◆ **The task**: Your answer must be an exact copy of the records, with no pictures included.

◆ **Data for this task**:
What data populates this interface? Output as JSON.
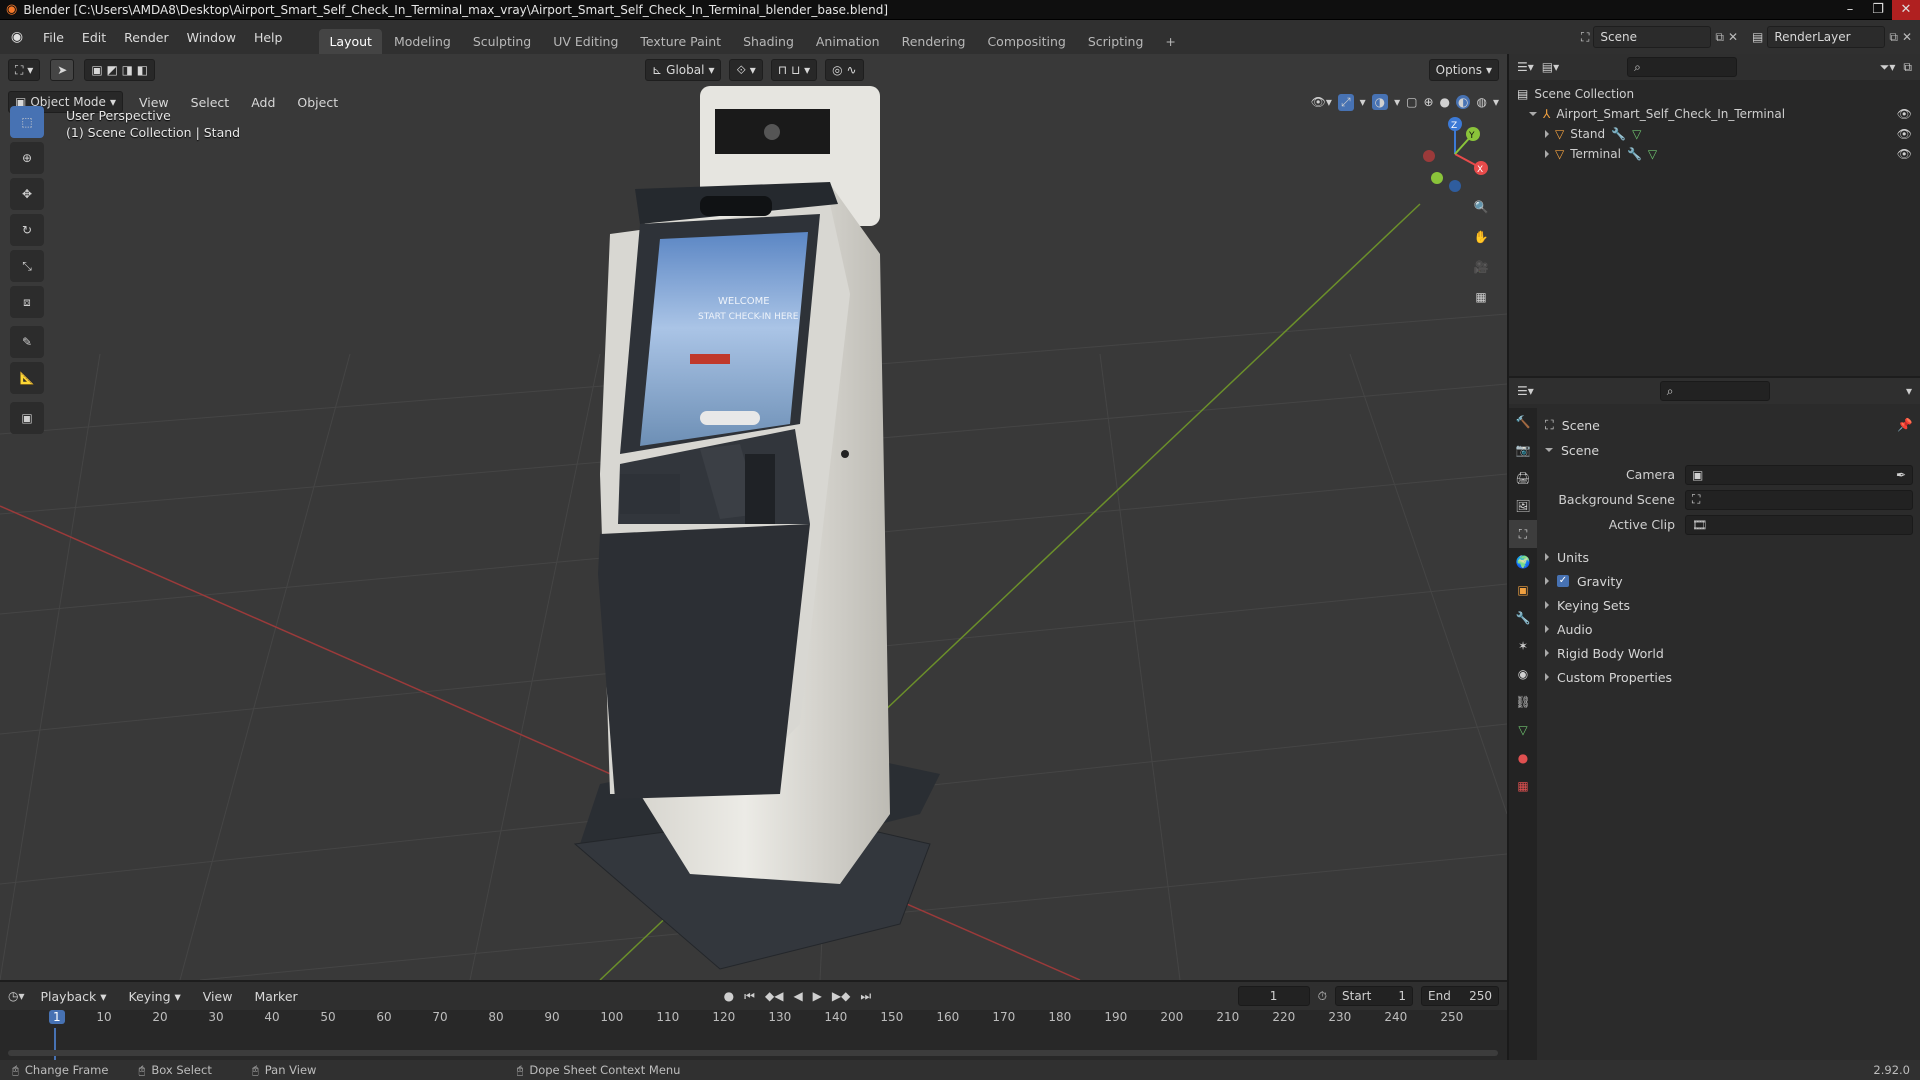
{
  "window": {
    "title": "Blender [C:\\Users\\AMDA8\\Desktop\\Airport_Smart_Self_Check_In_Terminal_max_vray\\Airport_Smart_Self_Check_In_Terminal_blender_base.blend]"
  },
  "menu": [
    "File",
    "Edit",
    "Render",
    "Window",
    "Help"
  ],
  "workspaces": [
    "Layout",
    "Modeling",
    "Sculpting",
    "UV Editing",
    "Texture Paint",
    "Shading",
    "Animation",
    "Rendering",
    "Compositing",
    "Scripting"
  ],
  "scene_selector": {
    "scene": "Scene",
    "view_layer": "RenderLayer"
  },
  "viewport": {
    "transform_orientation": "Global",
    "options_label": "Options",
    "mode": "Object Mode",
    "header_menus": [
      "View",
      "Select",
      "Add",
      "Object"
    ],
    "perspective_text": "User Perspective",
    "collection_text": "(1) Scene Collection | Stand",
    "axis_labels": {
      "z": "Z",
      "y": "Y",
      "x": "X"
    },
    "screen_text": {
      "line1": "WELCOME",
      "line2": "START CHECK-IN HERE"
    }
  },
  "outliner": {
    "root": "Scene Collection",
    "items": [
      {
        "name": "Airport_Smart_Self_Check_In_Terminal",
        "level": 1
      },
      {
        "name": "Stand",
        "level": 2
      },
      {
        "name": "Terminal",
        "level": 2
      }
    ]
  },
  "properties": {
    "context": "Scene",
    "section": "Scene",
    "fields": [
      {
        "label": "Camera"
      },
      {
        "label": "Background Scene"
      },
      {
        "label": "Active Clip"
      }
    ],
    "panels": [
      {
        "label": "Units",
        "checkbox": false
      },
      {
        "label": "Gravity",
        "checkbox": true
      },
      {
        "label": "Keying Sets",
        "checkbox": false
      },
      {
        "label": "Audio",
        "checkbox": false
      },
      {
        "label": "Rigid Body World",
        "checkbox": false
      },
      {
        "label": "Custom Properties",
        "checkbox": false
      }
    ]
  },
  "timeline": {
    "menus": [
      "Playback",
      "Keying",
      "View",
      "Marker"
    ],
    "current_frame": "1",
    "start_label": "Start",
    "start": "1",
    "end_label": "End",
    "end": "250",
    "ruler": [
      "1",
      "10",
      "20",
      "30",
      "40",
      "50",
      "60",
      "70",
      "80",
      "90",
      "100",
      "110",
      "120",
      "130",
      "140",
      "150",
      "160",
      "170",
      "180",
      "190",
      "200",
      "210",
      "220",
      "230",
      "240",
      "250"
    ]
  },
  "statusbar": {
    "items": [
      "Change Frame",
      "Box Select",
      "Pan View",
      "Dope Sheet Context Menu"
    ],
    "version": "2.92.0"
  },
  "colors": {
    "accent": "#4772b3",
    "bg": "#393939",
    "x_axis": "#e84b4b",
    "y_axis": "#8ac43a",
    "z_axis": "#3c7ad6"
  }
}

◆ **Result of the exercise**:
What data populates this interface? Output as JSON.
{
  "window": {
    "title": "Blender [C:\\Users\\AMDA8\\Desktop\\Airport_Smart_Self_Check_In_Terminal_max_vray\\Airport_Smart_Self_Check_In_Terminal_blender_base.blend]"
  },
  "menu": [
    "File",
    "Edit",
    "Render",
    "Window",
    "Help"
  ],
  "workspaces": [
    "Layout",
    "Modeling",
    "Sculpting",
    "UV Editing",
    "Texture Paint",
    "Shading",
    "Animation",
    "Rendering",
    "Compositing",
    "Scripting"
  ],
  "scene_selector": {
    "scene": "Scene",
    "view_layer": "RenderLayer"
  },
  "viewport": {
    "transform_orientation": "Global",
    "options_label": "Options",
    "mode": "Object Mode",
    "header_menus": [
      "View",
      "Select",
      "Add",
      "Object"
    ],
    "perspective_text": "User Perspective",
    "collection_text": "(1) Scene Collection | Stand",
    "axis_labels": {
      "z": "Z",
      "y": "Y",
      "x": "X"
    },
    "screen_text": {
      "line1": "WELCOME",
      "line2": "START CHECK-IN HERE"
    }
  },
  "outliner": {
    "root": "Scene Collection",
    "items": [
      {
        "name": "Airport_Smart_Self_Check_In_Terminal",
        "level": 1
      },
      {
        "name": "Stand",
        "level": 2
      },
      {
        "name": "Terminal",
        "level": 2
      }
    ]
  },
  "properties": {
    "context": "Scene",
    "section": "Scene",
    "fields": [
      {
        "label": "Camera"
      },
      {
        "label": "Background Scene"
      },
      {
        "label": "Active Clip"
      }
    ],
    "panels": [
      {
        "label": "Units",
        "checkbox": false
      },
      {
        "label": "Gravity",
        "checkbox": true
      },
      {
        "label": "Keying Sets",
        "checkbox": false
      },
      {
        "label": "Audio",
        "checkbox": false
      },
      {
        "label": "Rigid Body World",
        "checkbox": false
      },
      {
        "label": "Custom Properties",
        "checkbox": false
      }
    ]
  },
  "timeline": {
    "menus": [
      "Playback",
      "Keying",
      "View",
      "Marker"
    ],
    "current_frame": "1",
    "start_label": "Start",
    "start": "1",
    "end_label": "End",
    "end": "250",
    "ruler": [
      "1",
      "10",
      "20",
      "30",
      "40",
      "50",
      "60",
      "70",
      "80",
      "90",
      "100",
      "110",
      "120",
      "130",
      "140",
      "150",
      "160",
      "170",
      "180",
      "190",
      "200",
      "210",
      "220",
      "230",
      "240",
      "250"
    ]
  },
  "statusbar": {
    "items": [
      "Change Frame",
      "Box Select",
      "Pan View",
      "Dope Sheet Context Menu"
    ],
    "version": "2.92.0"
  },
  "colors": {
    "accent": "#4772b3",
    "bg": "#393939",
    "x_axis": "#e84b4b",
    "y_axis": "#8ac43a",
    "z_axis": "#3c7ad6"
  }
}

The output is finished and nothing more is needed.